The Italian cosmetics industry is in good shape
The Italian cosmetics industry is competitive and in good shape. According to a study conducted by Intesa Sanpaolo’s Research Department, during the 2016-2017 period the sector’s companies saw their turnovers increase on average by 9%-10% (by 12% in total), which was among the largest increases of all industries, and this was accompanied by an excellent level of profitability: profits before taxation and financial charges were up almost 9%, which among manufacturing companies within the sector was only bettered by that of the pharmaceutical industry. Also in terms of productivity (added value per employee), the cosmetics industry was among the leading segments.
The analysis was conducted on a sample of over 1,000 cosmetics manufacturers and wholesale distributors, which together boasted a turnover of nearly 11.6 billion euro. More than one half of such companies are small-scale concerns with a turnover of less than 2 million euro, although a good number (15%) are medium-sized and large companies with a turnover of 10 million euro or more.
The growth in capitalisation is a further positive sign: the capital held by cosmetics companies in 2017 accounted on average for 30% of the total assets (greater than the average for the manufacturing sector) of manufacturing companies, and for 21% of the total assets of distributors.
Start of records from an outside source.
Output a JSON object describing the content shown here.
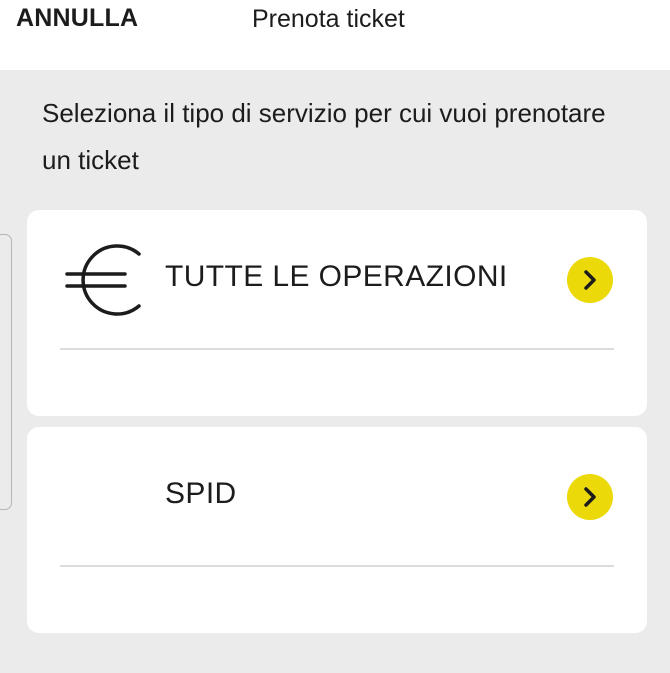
{
  "header": {
    "cancel_label": "ANNULLA",
    "title": "Prenota ticket"
  },
  "intro": {
    "text": "Seleziona il tipo di servizio per cui vuoi prenotare un ticket"
  },
  "services": [
    {
      "label": "TUTTE LE OPERAZIONI",
      "icon": "euro-icon"
    },
    {
      "label": "SPID",
      "icon": ""
    }
  ],
  "colors": {
    "background": "#ebebeb",
    "card": "#ffffff",
    "accent": "#ecd90a",
    "text": "#1c1c1c"
  }
}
The increase in sales volumes and profitability was considerable. The productive fabric of start-ups is dynamic. Lombardy is the leading region, with a typical district-based organisation and short production chains.
The sector’s quality is confirmed by the considerable number of “champion” companies in terms of growth and profitability. In fact, in 2015-2017 20% of companies saw an increase in turnover of more than 15%, created jobs and reported gross operating margins (EBITDA) of over 8%. Half of them are based in Lombardy, and more than half of them are manufacturing companies. Around 30% of medium-sized/large companies are “champions”. This compares with a figure of just over 10% in manufacturing industry as a whole.
These results are also the outcome of investment in research and development, communications, quality control and other intangibles; investments which in the case of cosmetics manufacturers are four times the average for the manufacturing sector as a whole.
Moreover, the percentage of cosmetics companies possessing internationally-registered trademarks, quality certifications, patents and environmental certifications, is much higher than the average for the manufacturing sector.
The productive fabric is dynamic: together with the consolidation of traditional companies, a considerable number of new enterprises have started up. The almost 200 new start-ups witnessed during the 2010-2014 period experienced a much higher growth in turnover than that of the older, more mature companies operating in the sector.
To complete the picture, the figures show that the companies with more young people on their management teams are the most successful in terms of business volumes and profitability.
Intesa Sanpaolo’s study picked out twelve Italian provinces as leading in cosmetics specialisation. They are, in order of importance, Lodi, Cremona, Parma, Rome, Bergamo, Milan, Florence, Monza and Brianza, Como, Bologna, Turin, Padua. As can be seen, half of these provinces are located in the Lombardy region, and Lombardy is also the leading Italian region in terms of added value.
In fact, a combination of factors has led to the creation of a highly-specialised meta-district. These factors include: a concentration of expertise in the chemical field; the creative interaction with other sectors of Italian excellence (fashion, design); the ability to foresee trends, propose innovative, high-quality, customisable products accompanied by appealing forms of packaging.
Furthermore, in Lombardy the sector can count on a productive fabric organised in the form of a branched production chain based on the kind of supply arrangements characteristic of industrial districts. Lombardy’s companies are situated on average 74 kilometres away from suppliers (compared to the Italian average of 125 km. for cosmetics companies), and in some cases this distance is as little as 38 km. These are very short distances, and as such are similar to those seen in the case of the textile and leather manufacturing districts.